USS Preble (DD-345)
DD345 Preble was from Bath Iron Wks (4/1919, 8.3.1920, 3/1920). After shakedown, Mexican waters, Galveston for medical supplies to fight bubonic plague in Sonora. Atlantic Fleet, East Coast exercises or Panama Canal Zone, cruise to South America. HP Newport, sent to Asiatic Station via Suez DesRon 15, Chefoo August 1922, 7 years cruising from Manchuria to Burma. Dept. Tsingtao 1929 for San Diego. Hoster movie “Suicide Fleet”. Rotating Reserve DesRon 20 Mare Island Navy 1932-1934, fleet problems until 1937. Converted to light minelayer DM-20 June 1937. Pearl Harbor in Dec. 1941, unable to get underway. January dept. with Mine Division 1, French Frigate Shoals, Kodiak, OVL Seattle. Dec. 42 Fiji, New Caledonia as escort, New Hebrides January 1943.
ML Guadalcanal, New Hebrides, Russell Islands. ML Gizo-Wanawana Islands (Solomons), sank Japanese destroyer, damaged two others. OVL Pearl Harbor. Majuro, Marshall February 1944 as escort, joined TG 32.5. Peleliu. Admiralty Islands with TG 77.5, Leyte Gulf. OVL San Francisco. AG-99 in June, escorting aircraft carriers training/plane guard USS Vella Gulf, Sitkoh Bay. Norfolk, decom. 7 December 1945. 8 battle stars.
USS Sicard (DD-346)
Alternated mineyaing/escort OVL Alameda, California July-September 1944. TS for submarines off Oahu until 9 January 1945 and Midway 2 September 1945 as AG-100. Decom. Philadelphia 21 November 19452. 2 battle stars.
USS Pruitt (DD-347)
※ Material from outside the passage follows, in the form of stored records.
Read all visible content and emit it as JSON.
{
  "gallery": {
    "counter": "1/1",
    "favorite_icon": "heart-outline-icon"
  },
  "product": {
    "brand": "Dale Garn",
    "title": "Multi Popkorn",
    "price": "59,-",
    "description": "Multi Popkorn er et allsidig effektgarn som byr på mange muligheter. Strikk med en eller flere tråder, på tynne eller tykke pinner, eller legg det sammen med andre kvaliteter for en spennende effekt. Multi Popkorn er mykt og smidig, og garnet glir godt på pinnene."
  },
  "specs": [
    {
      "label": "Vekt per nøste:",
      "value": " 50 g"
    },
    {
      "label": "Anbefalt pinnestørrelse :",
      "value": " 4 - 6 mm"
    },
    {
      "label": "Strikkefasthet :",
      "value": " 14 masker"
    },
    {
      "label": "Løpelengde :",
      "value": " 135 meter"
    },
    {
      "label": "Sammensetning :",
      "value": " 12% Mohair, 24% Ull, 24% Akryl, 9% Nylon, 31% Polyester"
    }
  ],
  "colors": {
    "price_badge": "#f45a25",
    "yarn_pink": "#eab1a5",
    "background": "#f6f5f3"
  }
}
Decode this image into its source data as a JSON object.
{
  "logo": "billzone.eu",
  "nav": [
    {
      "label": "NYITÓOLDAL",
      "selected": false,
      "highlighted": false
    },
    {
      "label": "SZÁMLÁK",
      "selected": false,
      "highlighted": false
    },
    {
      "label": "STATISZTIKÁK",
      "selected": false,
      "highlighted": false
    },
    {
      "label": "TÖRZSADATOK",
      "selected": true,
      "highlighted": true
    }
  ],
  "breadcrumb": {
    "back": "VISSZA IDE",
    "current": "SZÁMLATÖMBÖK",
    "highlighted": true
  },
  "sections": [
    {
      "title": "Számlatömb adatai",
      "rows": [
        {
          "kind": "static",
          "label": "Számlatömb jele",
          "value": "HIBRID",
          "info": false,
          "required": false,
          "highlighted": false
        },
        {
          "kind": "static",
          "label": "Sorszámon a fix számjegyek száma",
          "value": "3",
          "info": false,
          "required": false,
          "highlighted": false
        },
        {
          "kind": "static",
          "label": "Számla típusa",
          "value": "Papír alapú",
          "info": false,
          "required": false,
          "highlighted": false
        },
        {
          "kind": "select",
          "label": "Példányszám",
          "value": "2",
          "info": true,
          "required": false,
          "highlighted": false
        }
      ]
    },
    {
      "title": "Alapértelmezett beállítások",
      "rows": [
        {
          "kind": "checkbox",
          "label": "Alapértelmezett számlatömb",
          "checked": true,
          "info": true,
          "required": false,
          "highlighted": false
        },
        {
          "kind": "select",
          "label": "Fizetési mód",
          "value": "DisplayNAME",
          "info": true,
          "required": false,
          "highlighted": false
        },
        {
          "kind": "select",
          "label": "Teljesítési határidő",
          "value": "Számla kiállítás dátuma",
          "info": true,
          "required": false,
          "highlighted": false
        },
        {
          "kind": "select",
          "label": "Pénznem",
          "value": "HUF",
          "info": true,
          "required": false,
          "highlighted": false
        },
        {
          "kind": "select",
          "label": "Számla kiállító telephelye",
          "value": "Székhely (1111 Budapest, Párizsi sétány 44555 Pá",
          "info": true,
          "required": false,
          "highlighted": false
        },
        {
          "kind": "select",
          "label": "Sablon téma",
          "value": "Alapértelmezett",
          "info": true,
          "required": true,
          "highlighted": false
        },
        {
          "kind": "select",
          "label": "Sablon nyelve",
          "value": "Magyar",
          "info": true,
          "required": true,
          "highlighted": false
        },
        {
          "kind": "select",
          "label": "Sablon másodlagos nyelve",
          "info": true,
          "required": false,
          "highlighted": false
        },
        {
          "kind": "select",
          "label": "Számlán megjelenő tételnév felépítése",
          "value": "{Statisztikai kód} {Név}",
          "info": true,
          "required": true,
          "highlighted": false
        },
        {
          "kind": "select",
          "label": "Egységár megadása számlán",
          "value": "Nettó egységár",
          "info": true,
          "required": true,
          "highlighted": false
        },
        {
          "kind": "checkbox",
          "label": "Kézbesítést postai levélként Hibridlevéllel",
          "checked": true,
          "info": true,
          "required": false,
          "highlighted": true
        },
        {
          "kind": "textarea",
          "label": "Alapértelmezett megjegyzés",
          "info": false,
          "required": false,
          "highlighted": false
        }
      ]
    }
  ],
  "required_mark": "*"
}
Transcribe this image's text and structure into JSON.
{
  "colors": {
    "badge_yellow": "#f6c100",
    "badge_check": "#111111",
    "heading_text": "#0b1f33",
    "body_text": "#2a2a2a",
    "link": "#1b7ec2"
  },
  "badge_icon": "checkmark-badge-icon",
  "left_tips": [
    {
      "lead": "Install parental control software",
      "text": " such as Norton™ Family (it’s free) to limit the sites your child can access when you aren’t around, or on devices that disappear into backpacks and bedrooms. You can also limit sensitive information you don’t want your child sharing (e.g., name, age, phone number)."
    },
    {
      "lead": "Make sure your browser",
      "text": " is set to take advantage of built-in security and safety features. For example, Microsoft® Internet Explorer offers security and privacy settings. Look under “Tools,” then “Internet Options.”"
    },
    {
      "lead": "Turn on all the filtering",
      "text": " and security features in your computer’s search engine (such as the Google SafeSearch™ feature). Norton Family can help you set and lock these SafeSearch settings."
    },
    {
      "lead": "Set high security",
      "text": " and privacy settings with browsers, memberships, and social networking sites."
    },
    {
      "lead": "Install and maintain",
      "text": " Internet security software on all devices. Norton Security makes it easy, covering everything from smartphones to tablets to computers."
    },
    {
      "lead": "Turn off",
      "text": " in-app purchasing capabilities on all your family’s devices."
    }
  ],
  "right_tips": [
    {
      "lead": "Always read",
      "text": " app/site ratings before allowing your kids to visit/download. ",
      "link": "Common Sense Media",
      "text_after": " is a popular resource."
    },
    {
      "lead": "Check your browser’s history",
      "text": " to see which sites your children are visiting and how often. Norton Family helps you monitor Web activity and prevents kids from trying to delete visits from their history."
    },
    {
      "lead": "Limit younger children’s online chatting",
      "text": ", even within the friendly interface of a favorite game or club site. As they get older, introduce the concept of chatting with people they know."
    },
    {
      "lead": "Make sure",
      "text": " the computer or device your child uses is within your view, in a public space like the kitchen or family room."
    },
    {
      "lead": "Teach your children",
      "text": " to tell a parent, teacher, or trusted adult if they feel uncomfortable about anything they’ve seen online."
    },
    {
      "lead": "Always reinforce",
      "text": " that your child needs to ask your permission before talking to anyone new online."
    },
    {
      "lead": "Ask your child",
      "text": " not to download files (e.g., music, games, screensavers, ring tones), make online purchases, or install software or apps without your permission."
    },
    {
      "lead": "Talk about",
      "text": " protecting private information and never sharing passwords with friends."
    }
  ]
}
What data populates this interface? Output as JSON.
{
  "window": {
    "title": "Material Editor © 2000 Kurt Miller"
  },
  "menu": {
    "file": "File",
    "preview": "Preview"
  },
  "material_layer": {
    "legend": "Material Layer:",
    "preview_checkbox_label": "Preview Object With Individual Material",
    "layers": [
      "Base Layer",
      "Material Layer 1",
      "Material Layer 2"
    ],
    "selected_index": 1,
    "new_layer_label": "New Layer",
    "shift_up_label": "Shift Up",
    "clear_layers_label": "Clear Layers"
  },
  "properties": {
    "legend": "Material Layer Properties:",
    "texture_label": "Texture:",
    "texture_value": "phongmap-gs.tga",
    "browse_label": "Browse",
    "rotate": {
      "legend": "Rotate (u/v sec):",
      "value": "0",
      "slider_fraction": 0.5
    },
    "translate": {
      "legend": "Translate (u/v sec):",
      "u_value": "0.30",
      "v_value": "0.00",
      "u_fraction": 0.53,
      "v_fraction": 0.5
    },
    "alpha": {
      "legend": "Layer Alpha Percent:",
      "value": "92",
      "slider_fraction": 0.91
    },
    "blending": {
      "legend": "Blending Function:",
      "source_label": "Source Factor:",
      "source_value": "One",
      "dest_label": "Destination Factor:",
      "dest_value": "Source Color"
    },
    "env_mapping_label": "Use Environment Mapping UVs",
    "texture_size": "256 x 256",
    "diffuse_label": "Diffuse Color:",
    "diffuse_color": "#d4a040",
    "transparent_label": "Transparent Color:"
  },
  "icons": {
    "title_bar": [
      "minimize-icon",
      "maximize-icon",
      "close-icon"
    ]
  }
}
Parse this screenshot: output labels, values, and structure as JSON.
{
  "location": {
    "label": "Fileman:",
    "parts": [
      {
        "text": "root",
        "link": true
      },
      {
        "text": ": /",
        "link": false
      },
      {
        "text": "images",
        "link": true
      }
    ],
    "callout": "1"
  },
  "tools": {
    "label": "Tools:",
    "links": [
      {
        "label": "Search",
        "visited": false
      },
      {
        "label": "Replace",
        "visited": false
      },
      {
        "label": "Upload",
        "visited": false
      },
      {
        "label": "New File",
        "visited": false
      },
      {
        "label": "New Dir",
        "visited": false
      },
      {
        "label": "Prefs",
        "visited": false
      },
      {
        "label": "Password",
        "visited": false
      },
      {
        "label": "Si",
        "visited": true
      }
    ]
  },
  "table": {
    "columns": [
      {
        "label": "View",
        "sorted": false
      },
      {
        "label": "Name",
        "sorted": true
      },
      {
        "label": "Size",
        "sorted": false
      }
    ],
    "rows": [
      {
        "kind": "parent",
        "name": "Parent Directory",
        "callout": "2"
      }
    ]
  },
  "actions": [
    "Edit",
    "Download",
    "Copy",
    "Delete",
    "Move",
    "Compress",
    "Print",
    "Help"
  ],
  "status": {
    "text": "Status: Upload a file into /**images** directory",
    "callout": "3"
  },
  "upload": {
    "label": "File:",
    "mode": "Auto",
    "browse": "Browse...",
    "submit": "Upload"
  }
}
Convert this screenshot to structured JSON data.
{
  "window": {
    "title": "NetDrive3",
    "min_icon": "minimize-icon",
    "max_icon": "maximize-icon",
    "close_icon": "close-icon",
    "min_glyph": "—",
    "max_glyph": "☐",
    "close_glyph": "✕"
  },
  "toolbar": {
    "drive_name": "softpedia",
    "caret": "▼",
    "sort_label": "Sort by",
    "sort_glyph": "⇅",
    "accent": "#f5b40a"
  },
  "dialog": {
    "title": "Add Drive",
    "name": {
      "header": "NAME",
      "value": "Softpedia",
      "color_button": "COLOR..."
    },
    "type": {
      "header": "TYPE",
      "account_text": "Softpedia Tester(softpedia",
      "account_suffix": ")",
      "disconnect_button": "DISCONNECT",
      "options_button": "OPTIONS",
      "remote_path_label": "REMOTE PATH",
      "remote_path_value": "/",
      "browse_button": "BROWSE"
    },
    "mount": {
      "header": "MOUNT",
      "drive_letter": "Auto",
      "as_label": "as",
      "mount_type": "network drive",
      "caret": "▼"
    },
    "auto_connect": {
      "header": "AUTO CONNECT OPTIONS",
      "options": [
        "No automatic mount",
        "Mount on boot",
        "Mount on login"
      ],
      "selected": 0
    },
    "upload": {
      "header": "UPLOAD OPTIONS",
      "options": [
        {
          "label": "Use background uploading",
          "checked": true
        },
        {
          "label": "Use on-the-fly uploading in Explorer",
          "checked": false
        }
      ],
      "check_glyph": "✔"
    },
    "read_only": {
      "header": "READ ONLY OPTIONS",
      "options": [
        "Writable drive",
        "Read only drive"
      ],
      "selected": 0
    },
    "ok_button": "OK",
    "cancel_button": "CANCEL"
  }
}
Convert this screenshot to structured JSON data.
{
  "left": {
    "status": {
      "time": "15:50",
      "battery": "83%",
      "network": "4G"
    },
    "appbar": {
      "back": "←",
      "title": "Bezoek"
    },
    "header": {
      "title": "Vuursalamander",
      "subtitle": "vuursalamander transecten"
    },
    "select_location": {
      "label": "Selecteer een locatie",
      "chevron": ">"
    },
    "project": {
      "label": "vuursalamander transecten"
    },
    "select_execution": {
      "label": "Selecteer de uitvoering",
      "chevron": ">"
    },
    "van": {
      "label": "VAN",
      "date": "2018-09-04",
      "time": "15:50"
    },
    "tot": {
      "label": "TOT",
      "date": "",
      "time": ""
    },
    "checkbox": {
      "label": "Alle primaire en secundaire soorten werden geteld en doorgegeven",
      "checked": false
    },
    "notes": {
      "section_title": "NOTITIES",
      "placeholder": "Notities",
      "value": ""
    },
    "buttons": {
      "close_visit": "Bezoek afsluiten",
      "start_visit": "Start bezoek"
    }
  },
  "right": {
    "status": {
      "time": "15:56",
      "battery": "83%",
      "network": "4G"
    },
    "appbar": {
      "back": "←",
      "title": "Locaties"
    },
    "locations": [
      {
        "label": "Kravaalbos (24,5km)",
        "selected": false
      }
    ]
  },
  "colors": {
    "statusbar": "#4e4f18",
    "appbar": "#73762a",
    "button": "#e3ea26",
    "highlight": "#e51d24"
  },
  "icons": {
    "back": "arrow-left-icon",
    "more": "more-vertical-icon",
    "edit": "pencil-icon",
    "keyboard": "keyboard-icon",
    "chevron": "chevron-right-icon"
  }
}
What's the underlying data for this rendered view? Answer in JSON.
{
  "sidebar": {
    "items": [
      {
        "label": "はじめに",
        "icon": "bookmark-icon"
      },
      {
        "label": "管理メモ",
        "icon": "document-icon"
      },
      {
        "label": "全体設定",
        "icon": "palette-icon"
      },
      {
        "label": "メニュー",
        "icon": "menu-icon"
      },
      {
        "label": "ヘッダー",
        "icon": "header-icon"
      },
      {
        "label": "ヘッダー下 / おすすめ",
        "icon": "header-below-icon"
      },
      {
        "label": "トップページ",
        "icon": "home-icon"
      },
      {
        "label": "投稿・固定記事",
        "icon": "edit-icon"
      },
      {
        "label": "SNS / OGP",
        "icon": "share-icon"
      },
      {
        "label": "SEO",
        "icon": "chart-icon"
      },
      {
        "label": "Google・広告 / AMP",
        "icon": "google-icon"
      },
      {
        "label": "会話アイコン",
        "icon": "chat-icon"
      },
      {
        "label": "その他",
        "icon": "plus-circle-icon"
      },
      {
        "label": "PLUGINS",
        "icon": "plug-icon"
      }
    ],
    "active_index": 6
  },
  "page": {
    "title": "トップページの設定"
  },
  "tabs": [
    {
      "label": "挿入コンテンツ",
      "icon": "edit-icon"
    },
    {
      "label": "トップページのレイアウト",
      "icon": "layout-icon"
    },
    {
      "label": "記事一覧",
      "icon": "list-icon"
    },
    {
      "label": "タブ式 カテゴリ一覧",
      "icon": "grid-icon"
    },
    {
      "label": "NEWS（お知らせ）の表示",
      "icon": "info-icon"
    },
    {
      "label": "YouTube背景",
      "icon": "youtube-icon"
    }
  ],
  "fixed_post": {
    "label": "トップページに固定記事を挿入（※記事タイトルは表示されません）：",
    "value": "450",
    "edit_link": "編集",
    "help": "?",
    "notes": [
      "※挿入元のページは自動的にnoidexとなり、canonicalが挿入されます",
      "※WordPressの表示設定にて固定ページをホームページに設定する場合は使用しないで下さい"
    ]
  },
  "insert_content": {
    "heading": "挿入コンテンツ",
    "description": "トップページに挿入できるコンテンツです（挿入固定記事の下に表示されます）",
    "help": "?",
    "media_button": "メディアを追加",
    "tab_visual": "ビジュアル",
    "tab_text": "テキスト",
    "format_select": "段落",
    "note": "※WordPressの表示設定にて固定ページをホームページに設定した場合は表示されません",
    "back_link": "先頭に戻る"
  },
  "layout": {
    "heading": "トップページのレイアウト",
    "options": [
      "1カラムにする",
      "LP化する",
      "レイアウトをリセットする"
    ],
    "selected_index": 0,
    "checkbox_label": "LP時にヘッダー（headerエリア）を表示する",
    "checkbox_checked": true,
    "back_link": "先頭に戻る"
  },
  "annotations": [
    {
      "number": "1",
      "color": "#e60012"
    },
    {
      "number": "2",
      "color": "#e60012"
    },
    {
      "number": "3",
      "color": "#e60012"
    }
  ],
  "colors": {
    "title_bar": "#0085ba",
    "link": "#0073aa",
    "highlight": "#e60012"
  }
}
DD347 Pruitt was from Bath Iron Wks (7/1919, 28.3.1920, 9/1920). The intrwar saw her in the Western Pacific, and she was converted to a light minelayer when, back home, redesignated DM-22 on 30 June 1937. In Mine Division 1 she had another OVL at Pearl Harbor on 7 December 1941, under orders by Stephen Morrison (future rear admiral). Her crew went to other ships to man AA guns and replicate or fire hoses. Late January 1942 ofter overhaul complet, she started offshore patrol-minelaying up to June. Bremerton, Aleutian Islands (minelaying/escort) off Kodiak. In 1943, trained with 4th Marine Raider Battalion. Dpt. San Francisco for the Aleutians, TF 51, Cold Bay and Attu. Massacre Bay, Holtz Bay, Amchitka-Adak. Back San Francisco. September 43 sent to Solomon Islands and Bougainville, mined southern coast in November in support. Escorts Solomons, New Hebrides, New Caledonia, Societies. OVL San Francisco July 1944, October Pearl Harbor, submarine TS, Midway and later trained submarines SW of Oahu as AG–101 from 5 June 1945. Decom. Philadelphia 16 November 1945, stricken, sold. 3 battle stars.